“I would hope some of this is consistent with what actually happened,” my friend said as we stood to stretch our legs during the intermission of Jersey Boys.
If you haven’t seen it, Jersey Boysrecounts the founding and rise to fame of 60s sensation, The Four Seasons. As the story is told on Broadway, the Four Seasons’ song lyrics were a soundtrack for their life story. Did the events of their lives inspire the songs? Or was their story molded to fit the songs?
My friend’s comment followed on the heels of a discussion of writing historical fiction at the Iowa Summer Writing Festivalthis past week. How close do you have to stay to the facts? Is it only an issue if you’re dealing with famous people? Is it morally acceptable to create a fictional story around real people?
The consensus at the Writing Festival was that you can create fiction for real people as long as what you write doesn’t conflict with the known facts. If an historical figure is known to have been in New York on a certain date and you write them into a scene in Tahiti on that date – problem. If two historical figures are known to have met from time to time and you create a fictional love affair between them – not a problem.

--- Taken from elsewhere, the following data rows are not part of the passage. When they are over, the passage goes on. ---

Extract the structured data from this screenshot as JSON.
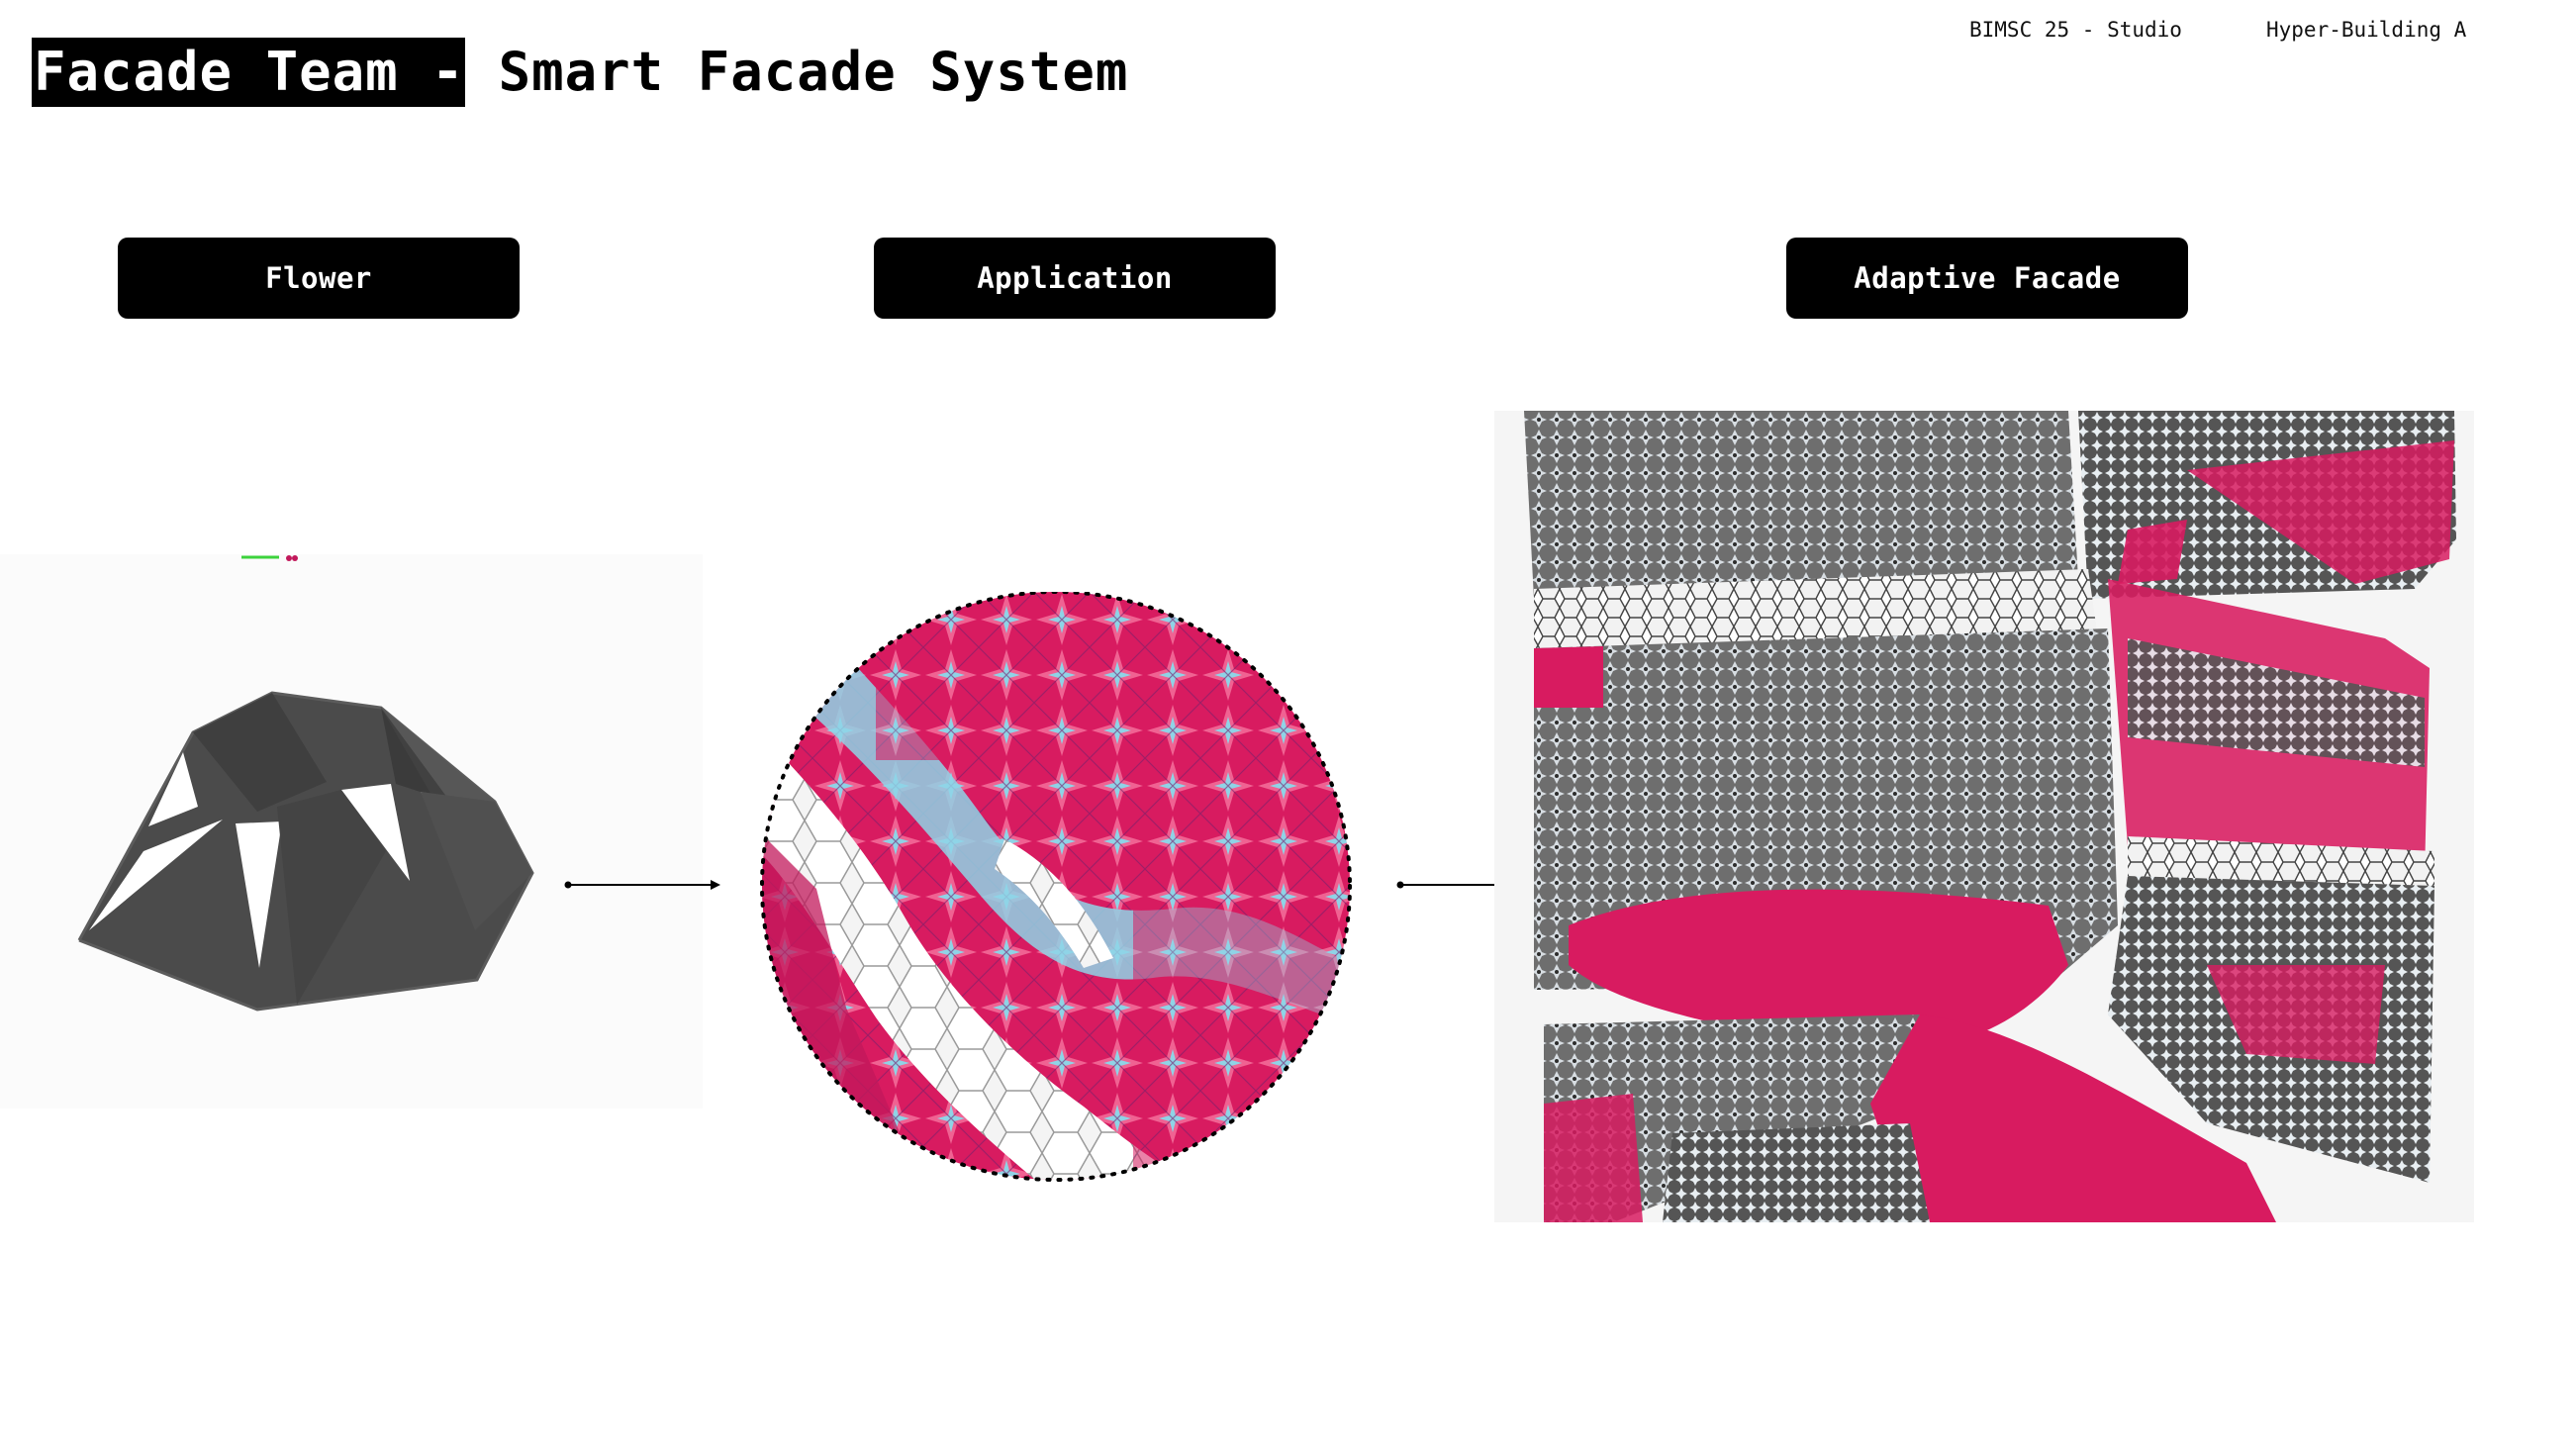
{
  "header": {
    "title_highlight": "Facade Team -",
    "title_rest": "Smart Facade System",
    "meta_left": "BIMSC 25 - Studio",
    "meta_right": "Hyper-Building A"
  },
  "stages": [
    {
      "label": "Flower"
    },
    {
      "label": "Application"
    },
    {
      "label": "Adaptive Facade"
    }
  ],
  "colors": {
    "accent_magenta": "#d81b60",
    "light_blue": "#8fd3e6",
    "dark_gray": "#4a4a4a"
  }
}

Much of what looks like facts is often our perspective in any case. Toward the end of Jersey Boys, the characters who play the Four Seasons make this abundantly clear as each of them takes center stage and tells ‘what really happened’ from their own perspectives.

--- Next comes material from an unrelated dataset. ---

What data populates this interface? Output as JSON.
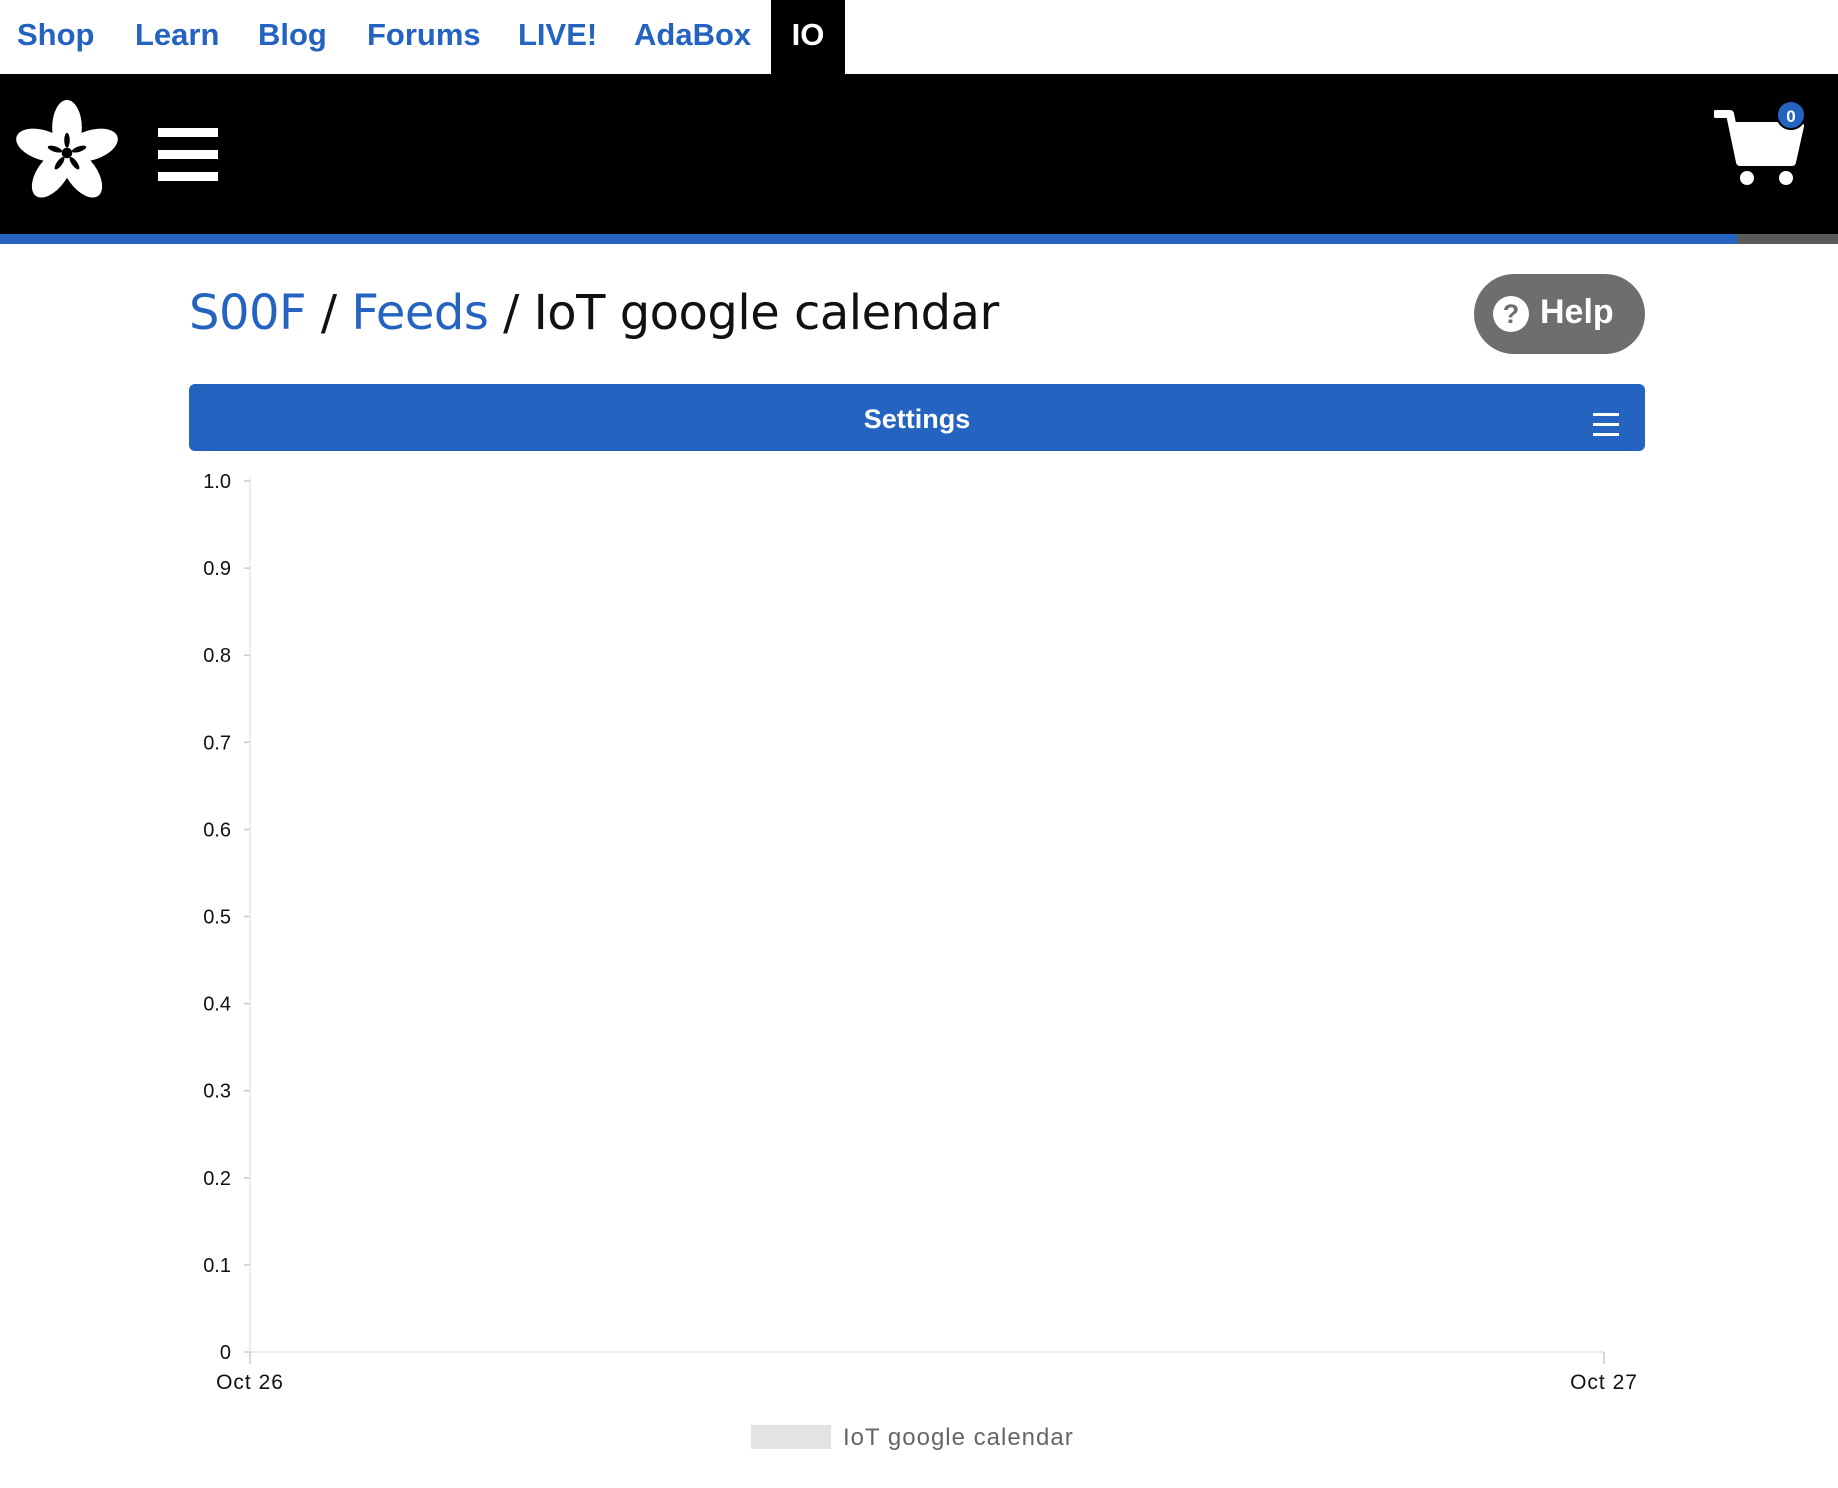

So it was a good show, a good story, and stirring music. And none of it conflicted with the known facts.